Research output: Contribution to journalJournal articlepeer-review

Published
Article number101328
<mark>Journal publication date</mark>1/09/2020
<mark>Journal</mark>Pacific-Basin Finance Journal
Volume62
Number of pages22
Publication StatusPublished
Early online date8/04/20
<mark>Original language</mark>English

Abstract

The paper investigates the relationship between risk, capital and efficiency for Islamic and conventional banks using a dataset spanning 14 countries. We use the z-score as a proxy for insolvency risk, cost efficiency is estimated via a stochastic frontier approach and capitalisation is reflected on the equity to assets ratio. An array of bank-specific, macroeconomic and market structure variables are used in a system of three equations, estimated using the seemingly unrelated regression (SUR) technique. We find that the capitalisation response to increases in insolvency risk is more pronounced for Islamic banks but has an approximately five-times smaller effect on risk mitigation compared to conventional banks. Higher cost efficiency is related to lower risk for conventional banks, but the opposite is true for Islamic banks. The link between cost efficiency and capitalisation attests to a substitutional effect for the case of conventional banks, but a complementary effect for Islamic banks. Our findings give new insights on the use of efficiency to gauge capital requirements for financial institutions and are particularly relevant for regulators and policy makers in countries where both bank types operate.

Bibliographic note

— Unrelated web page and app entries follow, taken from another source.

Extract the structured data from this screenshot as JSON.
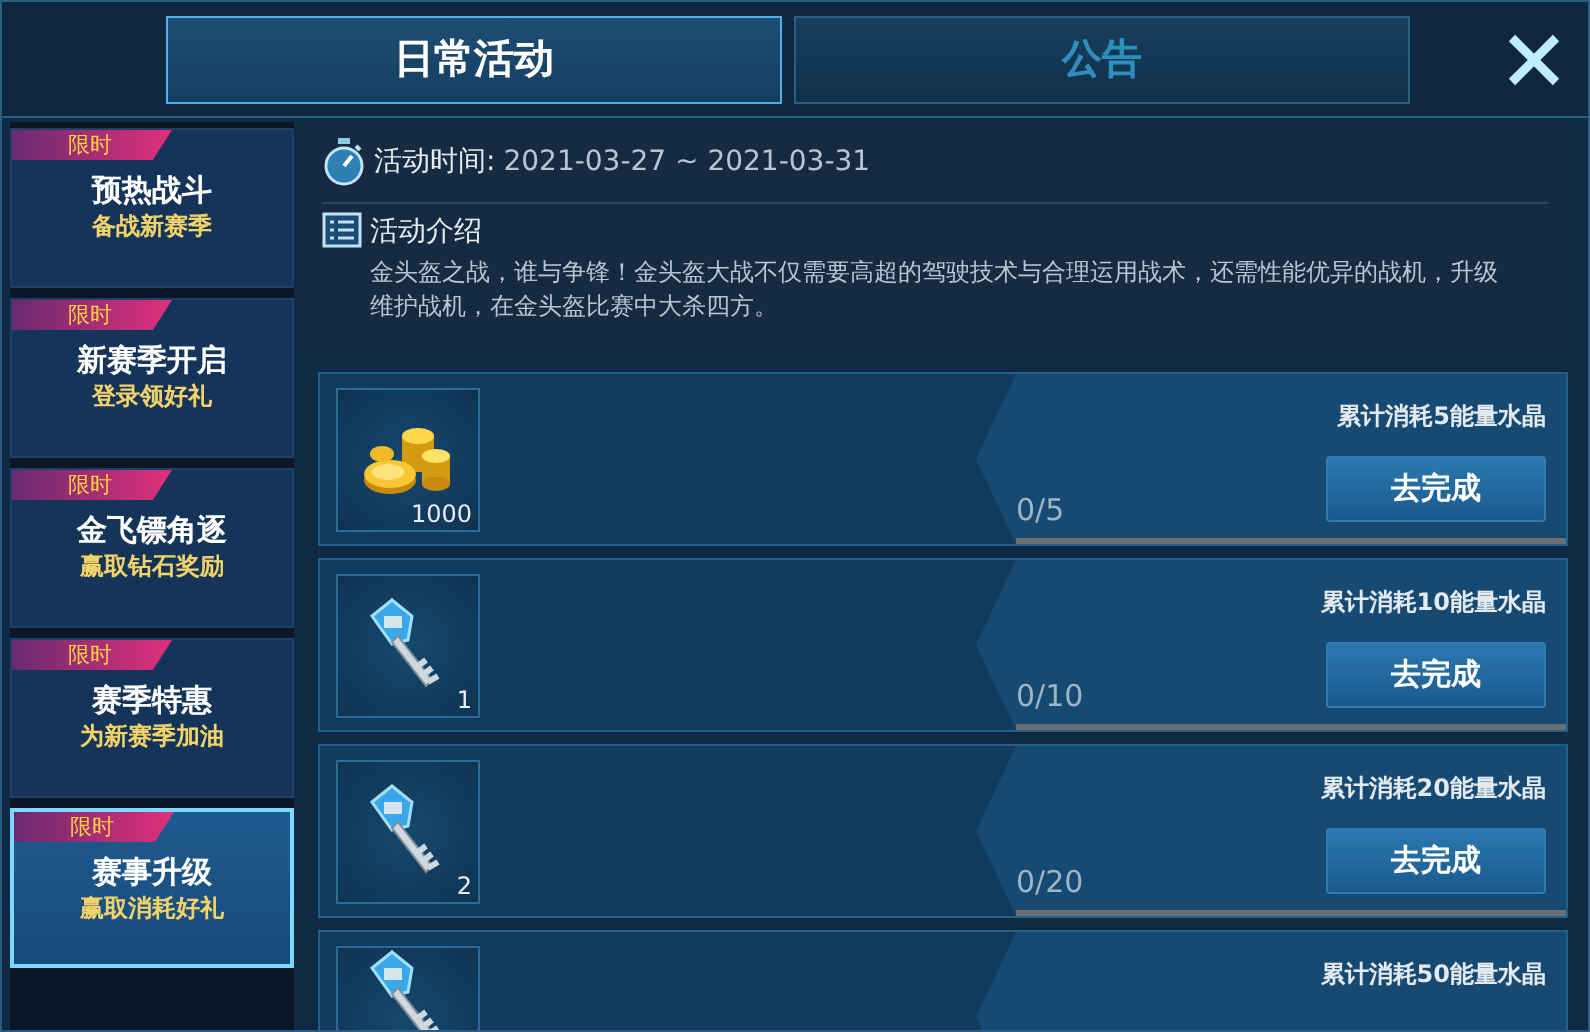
{
  "tabs": [
    {
      "label": "日常活动",
      "selected": true
    },
    {
      "label": "公告",
      "selected": false
    }
  ],
  "sidebar": {
    "items": [
      {
        "badge": "限时",
        "title": "预热战斗",
        "subtitle": "备战新赛季",
        "selected": false
      },
      {
        "badge": "限时",
        "title": "新赛季开启",
        "subtitle": "登录领好礼",
        "selected": false
      },
      {
        "badge": "限时",
        "title": "金飞镖角逐",
        "subtitle": "赢取钻石奖励",
        "selected": false
      },
      {
        "badge": "限时",
        "title": "赛季特惠",
        "subtitle": "为新赛季加油",
        "selected": false
      },
      {
        "badge": "限时",
        "title": "赛事升级",
        "subtitle": "赢取消耗好礼",
        "selected": true
      }
    ]
  },
  "info": {
    "time_label": "活动时间:",
    "time_value": "2021-03-27 ~ 2021-03-31",
    "intro_title": "活动介绍",
    "intro_text": "金头盔之战，谁与争锋！金头盔大战不仅需要高超的驾驶技术与合理运用战术，还需性能优异的战机，升级维护战机，在金头盔比赛中大杀四方。"
  },
  "tasks": [
    {
      "kind": "coins",
      "reward_count": "1000",
      "goal": "累计消耗5能量水晶",
      "progress": "0/5",
      "level": 0,
      "button": "去完成"
    },
    {
      "kind": "key",
      "reward_count": "1",
      "goal": "累计消耗10能量水晶",
      "progress": "0/10",
      "level": 0,
      "button": "去完成"
    },
    {
      "kind": "key",
      "reward_count": "2",
      "goal": "累计消耗20能量水晶",
      "progress": "0/20",
      "level": 0,
      "button": "去完成"
    },
    {
      "kind": "key",
      "goal": "累计消耗50能量水晶"
    }
  ]
}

This is the author’s version of a work that was accepted for publication in Pacific-Basin Finance Journal. Changes resulting from the publishing process, such as peer review, editing, corrections, structural formatting, and other quality control mechanisms may not be reflected in this document. Changes may have been made to this work since it was submitted for publication. A definitive version was subsequently published in Pacific-Basin Finance Journal, 62, 2020 DOI: 10.1016/j.pacfin.2020.101328